On my most recent visit to Sierra Leone, taking Pastors’ Conferences for PTI (Pastor Training International) I met Samuel Suluku. He is a young man that my home church, Ebenezer Baptist Church, Swansea, are privileged to support by paying for copies of Evangelical Times International (ETI) to be sent to him every quarter.
I took the opportunity of spending some time with him, trying to discover something of his past and of his hopes for the future, both for himself and for his country.
Samuel is from the Kono tribe of Sierra Leone and was brought up in a Christian home. But like so many others in that sad country, he had to flee from his home in his early teenage years because of the dreadful civil war and his fear of losing his life.
He left his four brothers and three sisters at home while he escaped along with thousands of others to the capital, Freetown. It was during this time that he came to know and follow the Lord Jesus Christ as his Saviour.
Sadly, his experience of church attendance and teaching was not helpful. He was exposed to ‘prosperity teaching’ — a false gospel, widespread in Africa, that maintains that your relationship to God depends on how much money you give, and deepens in proportion to your generosity.
It teaches that God is a kind of magician who provides for you, and if you don’t receive what you want it is because you lack faith. Their motto is ‘Your own blessing you get today’. Samuel pointed out that this is exactly the same kind of teaching that the witch-doctors give to their followers also.
After some time he came into contact with UFM missionaries Mike & Vi Webb. They were leading Bible studies for a number of young men, and Samuel and his friend began to attend. They quickly learned that the ‘prosperity teaching’ they had heard was not to be found in the Scriptures — it is simply not in the Word of God.
Eyes opened to the truth
After just a short while the Holy Spirit opened his eyes to the truth of the Word and now he wants to learn as much as he possibly can from it. He now attends the new Grace Community Church in Freetown, and in the Bible class he was just full of questions.
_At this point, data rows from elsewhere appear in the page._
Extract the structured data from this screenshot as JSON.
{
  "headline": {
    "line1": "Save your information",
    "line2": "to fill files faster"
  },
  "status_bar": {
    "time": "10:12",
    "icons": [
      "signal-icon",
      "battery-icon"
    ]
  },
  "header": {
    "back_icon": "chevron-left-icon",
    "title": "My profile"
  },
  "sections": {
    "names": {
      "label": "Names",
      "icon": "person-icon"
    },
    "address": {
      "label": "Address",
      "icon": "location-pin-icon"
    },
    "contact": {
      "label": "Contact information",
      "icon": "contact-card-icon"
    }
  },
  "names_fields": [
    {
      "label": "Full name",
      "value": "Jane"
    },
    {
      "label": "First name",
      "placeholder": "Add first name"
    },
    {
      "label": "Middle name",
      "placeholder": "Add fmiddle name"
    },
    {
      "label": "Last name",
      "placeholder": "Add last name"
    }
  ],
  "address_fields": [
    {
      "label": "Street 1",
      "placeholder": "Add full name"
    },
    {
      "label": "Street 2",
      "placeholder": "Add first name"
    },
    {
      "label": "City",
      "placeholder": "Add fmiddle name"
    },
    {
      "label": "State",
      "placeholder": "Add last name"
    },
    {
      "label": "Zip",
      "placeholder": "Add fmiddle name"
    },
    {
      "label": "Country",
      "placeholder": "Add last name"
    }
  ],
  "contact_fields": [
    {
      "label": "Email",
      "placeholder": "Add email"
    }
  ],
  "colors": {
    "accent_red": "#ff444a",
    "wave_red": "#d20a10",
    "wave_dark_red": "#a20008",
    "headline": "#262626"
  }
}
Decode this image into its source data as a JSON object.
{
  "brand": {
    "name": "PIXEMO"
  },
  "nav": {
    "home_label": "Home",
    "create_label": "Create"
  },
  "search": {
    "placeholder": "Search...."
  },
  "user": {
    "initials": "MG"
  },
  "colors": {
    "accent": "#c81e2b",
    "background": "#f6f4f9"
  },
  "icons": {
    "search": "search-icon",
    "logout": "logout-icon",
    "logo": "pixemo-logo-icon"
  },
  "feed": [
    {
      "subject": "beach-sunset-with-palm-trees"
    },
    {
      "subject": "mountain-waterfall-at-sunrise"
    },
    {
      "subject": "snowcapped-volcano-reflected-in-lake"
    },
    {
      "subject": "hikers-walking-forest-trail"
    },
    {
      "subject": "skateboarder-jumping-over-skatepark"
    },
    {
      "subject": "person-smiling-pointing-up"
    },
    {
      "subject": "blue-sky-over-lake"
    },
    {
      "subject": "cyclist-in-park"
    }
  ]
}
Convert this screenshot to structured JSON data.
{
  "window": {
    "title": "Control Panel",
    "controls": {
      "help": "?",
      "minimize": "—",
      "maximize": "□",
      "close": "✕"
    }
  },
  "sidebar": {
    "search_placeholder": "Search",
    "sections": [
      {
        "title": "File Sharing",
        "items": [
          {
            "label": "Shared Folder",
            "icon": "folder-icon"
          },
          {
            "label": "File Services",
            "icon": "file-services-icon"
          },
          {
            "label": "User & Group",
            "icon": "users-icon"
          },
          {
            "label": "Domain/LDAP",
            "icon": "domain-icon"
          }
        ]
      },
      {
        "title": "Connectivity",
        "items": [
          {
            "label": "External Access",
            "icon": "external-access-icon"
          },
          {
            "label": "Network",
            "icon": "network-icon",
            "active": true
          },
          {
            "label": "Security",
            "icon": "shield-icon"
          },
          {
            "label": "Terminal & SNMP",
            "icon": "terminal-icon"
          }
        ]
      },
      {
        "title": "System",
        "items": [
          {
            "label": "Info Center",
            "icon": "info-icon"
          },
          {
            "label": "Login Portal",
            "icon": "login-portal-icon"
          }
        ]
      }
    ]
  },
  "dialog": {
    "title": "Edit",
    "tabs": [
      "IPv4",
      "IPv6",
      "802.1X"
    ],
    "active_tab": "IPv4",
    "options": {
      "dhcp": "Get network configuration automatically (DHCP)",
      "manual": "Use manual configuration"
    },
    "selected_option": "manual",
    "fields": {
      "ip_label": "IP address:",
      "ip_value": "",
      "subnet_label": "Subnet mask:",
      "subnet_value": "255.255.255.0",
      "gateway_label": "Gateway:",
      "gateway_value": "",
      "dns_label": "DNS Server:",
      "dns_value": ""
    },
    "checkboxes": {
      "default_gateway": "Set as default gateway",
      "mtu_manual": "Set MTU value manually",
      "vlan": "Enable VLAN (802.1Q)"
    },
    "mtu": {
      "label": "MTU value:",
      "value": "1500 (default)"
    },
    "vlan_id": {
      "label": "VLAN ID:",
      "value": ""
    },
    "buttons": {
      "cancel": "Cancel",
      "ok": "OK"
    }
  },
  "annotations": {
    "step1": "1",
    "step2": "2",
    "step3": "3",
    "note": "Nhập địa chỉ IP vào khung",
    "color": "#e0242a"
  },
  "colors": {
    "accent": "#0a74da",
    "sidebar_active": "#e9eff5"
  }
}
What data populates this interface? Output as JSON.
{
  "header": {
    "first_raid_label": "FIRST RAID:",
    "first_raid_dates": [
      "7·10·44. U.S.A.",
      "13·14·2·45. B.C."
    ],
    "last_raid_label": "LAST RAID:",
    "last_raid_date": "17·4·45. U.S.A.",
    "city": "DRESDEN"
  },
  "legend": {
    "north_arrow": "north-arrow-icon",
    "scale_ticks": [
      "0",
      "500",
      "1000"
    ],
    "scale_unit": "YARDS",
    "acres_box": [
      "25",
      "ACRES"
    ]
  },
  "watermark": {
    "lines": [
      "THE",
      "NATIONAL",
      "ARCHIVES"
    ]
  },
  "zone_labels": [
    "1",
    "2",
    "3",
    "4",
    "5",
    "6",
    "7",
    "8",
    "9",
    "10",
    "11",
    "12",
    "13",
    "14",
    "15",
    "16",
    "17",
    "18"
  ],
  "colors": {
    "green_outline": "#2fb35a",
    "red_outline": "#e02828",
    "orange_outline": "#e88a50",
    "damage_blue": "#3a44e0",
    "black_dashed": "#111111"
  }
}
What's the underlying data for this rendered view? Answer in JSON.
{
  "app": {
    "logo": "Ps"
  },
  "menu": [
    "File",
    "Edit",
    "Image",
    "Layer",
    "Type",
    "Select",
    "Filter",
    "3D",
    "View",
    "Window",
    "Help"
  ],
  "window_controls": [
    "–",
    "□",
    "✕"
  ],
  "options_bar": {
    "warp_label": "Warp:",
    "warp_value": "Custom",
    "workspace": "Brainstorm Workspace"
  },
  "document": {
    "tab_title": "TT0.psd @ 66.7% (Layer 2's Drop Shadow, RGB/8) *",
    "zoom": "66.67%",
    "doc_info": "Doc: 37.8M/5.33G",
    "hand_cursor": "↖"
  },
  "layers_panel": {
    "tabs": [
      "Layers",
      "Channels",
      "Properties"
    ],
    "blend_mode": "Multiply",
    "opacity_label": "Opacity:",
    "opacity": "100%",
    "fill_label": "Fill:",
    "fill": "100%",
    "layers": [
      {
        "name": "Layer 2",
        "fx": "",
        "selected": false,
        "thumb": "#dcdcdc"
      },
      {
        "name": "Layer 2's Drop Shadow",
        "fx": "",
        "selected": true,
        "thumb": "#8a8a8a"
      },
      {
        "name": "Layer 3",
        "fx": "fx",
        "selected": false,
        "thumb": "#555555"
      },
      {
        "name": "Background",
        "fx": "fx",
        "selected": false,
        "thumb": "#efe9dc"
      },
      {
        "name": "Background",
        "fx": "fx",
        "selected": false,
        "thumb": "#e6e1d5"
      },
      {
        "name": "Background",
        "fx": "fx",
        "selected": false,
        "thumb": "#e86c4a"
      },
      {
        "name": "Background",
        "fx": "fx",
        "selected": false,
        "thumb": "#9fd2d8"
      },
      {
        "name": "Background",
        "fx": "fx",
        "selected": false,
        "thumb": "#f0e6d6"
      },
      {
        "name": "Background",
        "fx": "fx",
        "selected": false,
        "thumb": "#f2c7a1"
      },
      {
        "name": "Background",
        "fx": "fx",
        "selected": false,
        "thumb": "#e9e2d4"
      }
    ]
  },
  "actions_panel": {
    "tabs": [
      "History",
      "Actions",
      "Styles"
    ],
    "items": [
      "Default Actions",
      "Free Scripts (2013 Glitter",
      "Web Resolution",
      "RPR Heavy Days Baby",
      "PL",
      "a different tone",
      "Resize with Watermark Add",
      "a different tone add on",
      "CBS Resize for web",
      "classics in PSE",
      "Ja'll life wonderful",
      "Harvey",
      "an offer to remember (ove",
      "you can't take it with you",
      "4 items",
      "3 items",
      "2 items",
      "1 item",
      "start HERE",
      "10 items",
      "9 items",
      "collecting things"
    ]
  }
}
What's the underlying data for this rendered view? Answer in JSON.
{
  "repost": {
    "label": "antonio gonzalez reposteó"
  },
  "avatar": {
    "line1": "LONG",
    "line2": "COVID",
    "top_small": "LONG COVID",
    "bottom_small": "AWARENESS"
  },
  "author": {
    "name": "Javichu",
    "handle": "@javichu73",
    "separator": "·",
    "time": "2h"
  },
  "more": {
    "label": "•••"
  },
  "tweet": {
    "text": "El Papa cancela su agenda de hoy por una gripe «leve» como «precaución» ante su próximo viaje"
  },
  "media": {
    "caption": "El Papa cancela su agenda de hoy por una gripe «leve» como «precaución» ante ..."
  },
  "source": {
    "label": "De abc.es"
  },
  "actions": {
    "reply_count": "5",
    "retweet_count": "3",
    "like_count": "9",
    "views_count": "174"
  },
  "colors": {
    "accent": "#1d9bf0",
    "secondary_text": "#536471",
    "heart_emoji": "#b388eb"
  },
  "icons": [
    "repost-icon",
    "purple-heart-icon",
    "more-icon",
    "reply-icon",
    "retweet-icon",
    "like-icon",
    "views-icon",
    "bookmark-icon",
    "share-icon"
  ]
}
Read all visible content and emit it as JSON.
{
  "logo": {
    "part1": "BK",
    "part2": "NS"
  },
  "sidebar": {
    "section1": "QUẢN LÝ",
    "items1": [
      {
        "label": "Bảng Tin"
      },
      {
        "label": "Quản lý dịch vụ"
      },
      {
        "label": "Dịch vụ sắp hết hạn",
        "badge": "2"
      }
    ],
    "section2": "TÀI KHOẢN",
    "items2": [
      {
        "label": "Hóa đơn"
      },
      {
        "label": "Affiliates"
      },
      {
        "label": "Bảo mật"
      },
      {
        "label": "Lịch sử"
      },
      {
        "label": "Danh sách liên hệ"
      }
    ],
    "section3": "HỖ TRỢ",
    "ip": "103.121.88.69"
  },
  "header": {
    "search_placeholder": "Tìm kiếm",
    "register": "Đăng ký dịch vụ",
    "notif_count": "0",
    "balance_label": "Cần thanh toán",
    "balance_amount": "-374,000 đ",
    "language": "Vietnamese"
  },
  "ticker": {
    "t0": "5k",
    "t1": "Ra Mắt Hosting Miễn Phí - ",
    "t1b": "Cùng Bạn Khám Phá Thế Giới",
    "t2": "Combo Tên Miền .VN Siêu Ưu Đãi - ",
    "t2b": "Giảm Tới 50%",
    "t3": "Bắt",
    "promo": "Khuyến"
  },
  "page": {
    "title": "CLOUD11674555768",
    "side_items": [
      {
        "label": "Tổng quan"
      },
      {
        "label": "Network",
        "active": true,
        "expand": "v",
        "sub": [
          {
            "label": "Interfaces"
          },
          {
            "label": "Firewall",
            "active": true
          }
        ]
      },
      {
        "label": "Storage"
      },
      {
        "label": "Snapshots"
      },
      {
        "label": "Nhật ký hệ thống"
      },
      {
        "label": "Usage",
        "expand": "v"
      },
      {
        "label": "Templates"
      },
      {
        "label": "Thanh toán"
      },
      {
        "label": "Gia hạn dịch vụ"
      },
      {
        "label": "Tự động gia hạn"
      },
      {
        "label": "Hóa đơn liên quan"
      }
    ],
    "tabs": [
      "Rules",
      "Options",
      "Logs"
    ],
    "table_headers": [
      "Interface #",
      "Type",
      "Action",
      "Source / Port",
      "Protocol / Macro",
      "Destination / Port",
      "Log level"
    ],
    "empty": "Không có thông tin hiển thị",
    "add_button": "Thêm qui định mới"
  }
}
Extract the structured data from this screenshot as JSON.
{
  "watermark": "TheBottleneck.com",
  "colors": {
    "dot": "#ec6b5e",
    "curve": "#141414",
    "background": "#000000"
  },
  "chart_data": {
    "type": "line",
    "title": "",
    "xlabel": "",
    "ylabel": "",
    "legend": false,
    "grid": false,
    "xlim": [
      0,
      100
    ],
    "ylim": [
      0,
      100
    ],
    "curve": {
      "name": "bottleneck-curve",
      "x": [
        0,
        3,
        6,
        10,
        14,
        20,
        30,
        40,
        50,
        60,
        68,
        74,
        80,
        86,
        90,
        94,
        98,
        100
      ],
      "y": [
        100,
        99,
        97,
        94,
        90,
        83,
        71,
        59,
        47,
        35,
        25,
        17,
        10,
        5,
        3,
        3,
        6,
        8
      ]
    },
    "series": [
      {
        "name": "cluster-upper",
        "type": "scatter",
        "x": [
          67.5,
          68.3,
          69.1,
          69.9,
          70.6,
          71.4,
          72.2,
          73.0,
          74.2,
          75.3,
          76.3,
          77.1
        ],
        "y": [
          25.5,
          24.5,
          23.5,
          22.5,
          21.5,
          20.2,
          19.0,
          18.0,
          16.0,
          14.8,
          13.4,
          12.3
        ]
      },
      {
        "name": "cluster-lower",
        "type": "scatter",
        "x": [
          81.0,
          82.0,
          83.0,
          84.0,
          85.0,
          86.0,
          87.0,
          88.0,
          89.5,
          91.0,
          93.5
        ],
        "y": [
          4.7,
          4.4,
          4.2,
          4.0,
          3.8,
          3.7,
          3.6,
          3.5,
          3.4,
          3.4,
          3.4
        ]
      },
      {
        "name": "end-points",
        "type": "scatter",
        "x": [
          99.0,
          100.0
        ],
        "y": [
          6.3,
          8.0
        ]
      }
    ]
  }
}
Samuel is 29 years of age and at present is gaining work-experience at the Law Courts.
He will soon be continuing his studies in International Relations and wants to gain a degree to enable him to be of use to his country. Like many others, his prayer is that their nation might be spared further troubles and conflicts in the future.
After reading every word of them himself, he distributes the copies of Evangelical Times International that he receives to pastors up-country to encourage them to read the Scriptures and embrace the truth. Sadly, these men have so little that will really help them.
I just thought that sharing Samuel’s experience with Evangelical Times readers might encourage other churches to sponsor more men like Samuel to distribute ETIs in needy lands.
Editors Note: Any reader interested in supporting ETI’s worldwide ministry is invited to contact the editor